YOUR INSTRUCTIONS> Return every entry exactly as it is written in the listing.
*** Block opens ***
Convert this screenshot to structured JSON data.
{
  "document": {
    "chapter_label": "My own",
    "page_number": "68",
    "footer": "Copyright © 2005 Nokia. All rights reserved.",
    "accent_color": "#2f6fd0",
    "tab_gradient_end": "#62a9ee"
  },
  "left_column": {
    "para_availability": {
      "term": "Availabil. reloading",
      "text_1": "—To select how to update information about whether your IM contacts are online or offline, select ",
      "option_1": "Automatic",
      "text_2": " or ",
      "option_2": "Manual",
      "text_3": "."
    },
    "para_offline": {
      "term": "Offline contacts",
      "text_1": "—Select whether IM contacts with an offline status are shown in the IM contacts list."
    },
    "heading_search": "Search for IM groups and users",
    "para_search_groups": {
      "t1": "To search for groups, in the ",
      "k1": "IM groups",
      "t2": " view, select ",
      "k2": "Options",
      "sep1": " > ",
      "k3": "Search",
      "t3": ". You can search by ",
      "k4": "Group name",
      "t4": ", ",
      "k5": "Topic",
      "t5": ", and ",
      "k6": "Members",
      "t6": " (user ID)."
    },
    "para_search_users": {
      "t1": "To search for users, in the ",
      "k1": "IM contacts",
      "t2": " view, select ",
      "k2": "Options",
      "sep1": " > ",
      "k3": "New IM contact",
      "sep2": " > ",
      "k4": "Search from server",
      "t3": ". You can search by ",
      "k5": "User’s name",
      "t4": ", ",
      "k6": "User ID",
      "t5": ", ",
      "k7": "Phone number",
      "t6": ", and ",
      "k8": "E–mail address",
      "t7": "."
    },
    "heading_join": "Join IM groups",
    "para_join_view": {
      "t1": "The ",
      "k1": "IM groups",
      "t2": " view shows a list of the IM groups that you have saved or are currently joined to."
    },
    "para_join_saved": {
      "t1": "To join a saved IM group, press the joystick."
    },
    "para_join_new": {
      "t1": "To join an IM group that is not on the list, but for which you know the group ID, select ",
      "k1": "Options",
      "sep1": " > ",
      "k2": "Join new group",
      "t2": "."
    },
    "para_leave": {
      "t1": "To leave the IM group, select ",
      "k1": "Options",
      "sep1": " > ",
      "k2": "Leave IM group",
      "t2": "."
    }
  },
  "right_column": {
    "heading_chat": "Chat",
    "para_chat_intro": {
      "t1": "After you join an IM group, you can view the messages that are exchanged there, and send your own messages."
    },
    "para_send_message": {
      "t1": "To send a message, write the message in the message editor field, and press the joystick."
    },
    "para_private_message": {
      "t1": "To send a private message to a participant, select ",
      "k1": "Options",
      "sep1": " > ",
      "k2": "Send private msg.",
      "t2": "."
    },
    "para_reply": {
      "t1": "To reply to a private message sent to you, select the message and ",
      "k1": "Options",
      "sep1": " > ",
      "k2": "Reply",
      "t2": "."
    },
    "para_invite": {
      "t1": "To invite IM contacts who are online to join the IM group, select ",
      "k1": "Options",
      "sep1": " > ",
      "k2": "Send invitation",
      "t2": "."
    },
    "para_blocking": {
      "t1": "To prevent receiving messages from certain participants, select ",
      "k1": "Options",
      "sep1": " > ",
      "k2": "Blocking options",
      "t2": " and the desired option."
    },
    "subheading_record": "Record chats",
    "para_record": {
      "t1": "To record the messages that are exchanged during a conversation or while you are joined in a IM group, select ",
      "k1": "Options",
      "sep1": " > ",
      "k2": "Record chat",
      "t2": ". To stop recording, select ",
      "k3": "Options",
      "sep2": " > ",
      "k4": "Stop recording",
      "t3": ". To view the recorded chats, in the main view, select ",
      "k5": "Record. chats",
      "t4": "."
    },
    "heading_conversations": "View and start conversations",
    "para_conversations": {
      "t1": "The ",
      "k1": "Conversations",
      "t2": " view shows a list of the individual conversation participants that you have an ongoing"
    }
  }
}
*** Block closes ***
RESPONSE TO THIS EXERCISE>
Convert this screenshot to structured JSON data.
{
  "document": {
    "chapter_label": "My own",
    "page_number": "68",
    "footer": "Copyright © 2005 Nokia. All rights reserved.",
    "accent_color": "#2f6fd0",
    "tab_gradient_end": "#62a9ee"
  },
  "left_column": {
    "para_availability": {
      "term": "Availabil. reloading",
      "text_1": "—To select how to update information about whether your IM contacts are online or offline, select ",
      "option_1": "Automatic",
      "text_2": " or ",
      "option_2": "Manual",
      "text_3": "."
    },
    "para_offline": {
      "term": "Offline contacts",
      "text_1": "—Select whether IM contacts with an offline status are shown in the IM contacts list."
    },
    "heading_search": "Search for IM groups and users",
    "para_search_groups": {
      "t1": "To search for groups, in the ",
      "k1": "IM groups",
      "t2": " view, select ",
      "k2": "Options",
      "sep1": " > ",
      "k3": "Search",
      "t3": ". You can search by ",
      "k4": "Group name",
      "t4": ", ",
      "k5": "Topic",
      "t5": ", and ",
      "k6": "Members",
      "t6": " (user ID)."
    },
    "para_search_users": {
      "t1": "To search for users, in the ",
      "k1": "IM contacts",
      "t2": " view, select ",
      "k2": "Options",
      "sep1": " > ",
      "k3": "New IM contact",
      "sep2": " > ",
      "k4": "Search from server",
      "t3": ". You can search by ",
      "k5": "User’s name",
      "t4": ", ",
      "k6": "User ID",
      "t5": ", ",
      "k7": "Phone number",
      "t6": ", and ",
      "k8": "E–mail address",
      "t7": "."
    },
    "heading_join": "Join IM groups",
    "para_join_view": {
      "t1": "The ",
      "k1": "IM groups",
      "t2": " view shows a list of the IM groups that you have saved or are currently joined to."
    },
    "para_join_saved": {
      "t1": "To join a saved IM group, press the joystick."
    },
    "para_join_new": {
      "t1": "To join an IM group that is not on the list, but for which you know the group ID, select ",
      "k1": "Options",
      "sep1": " > ",
      "k2": "Join new group",
      "t2": "."
    },
    "para_leave": {
      "t1": "To leave the IM group, select ",
      "k1": "Options",
      "sep1": " > ",
      "k2": "Leave IM group",
      "t2": "."
    }
  },
  "right_column": {
    "heading_chat": "Chat",
    "para_chat_intro": {
      "t1": "After you join an IM group, you can view the messages that are exchanged there, and send your own messages."
    },
    "para_send_message": {
      "t1": "To send a message, write the message in the message editor field, and press the joystick."
    },
    "para_private_message": {
      "t1": "To send a private message to a participant, select ",
      "k1": "Options",
      "sep1": " > ",
      "k2": "Send private msg.",
      "t2": "."
    },
    "para_reply": {
      "t1": "To reply to a private message sent to you, select the message and ",
      "k1": "Options",
      "sep1": " > ",
      "k2": "Reply",
      "t2": "."
    },
    "para_invite": {
      "t1": "To invite IM contacts who are online to join the IM group, select ",
      "k1": "Options",
      "sep1": " > ",
      "k2": "Send invitation",
      "t2": "."
    },
    "para_blocking": {
      "t1": "To prevent receiving messages from certain participants, select ",
      "k1": "Options",
      "sep1": " > ",
      "k2": "Blocking options",
      "t2": " and the desired option."
    },
    "subheading_record": "Record chats",
    "para_record": {
      "t1": "To record the messages that are exchanged during a conversation or while you are joined in a IM group, select ",
      "k1": "Options",
      "sep1": " > ",
      "k2": "Record chat",
      "t2": ". To stop recording, select ",
      "k3": "Options",
      "sep2": " > ",
      "k4": "Stop recording",
      "t3": ". To view the recorded chats, in the main view, select ",
      "k5": "Record. chats",
      "t4": "."
    },
    "heading_conversations": "View and start conversations",
    "para_conversations": {
      "t1": "The ",
      "k1": "Conversations",
      "t2": " view shows a list of the individual conversation participants that you have an ongoing"
    }
  }
}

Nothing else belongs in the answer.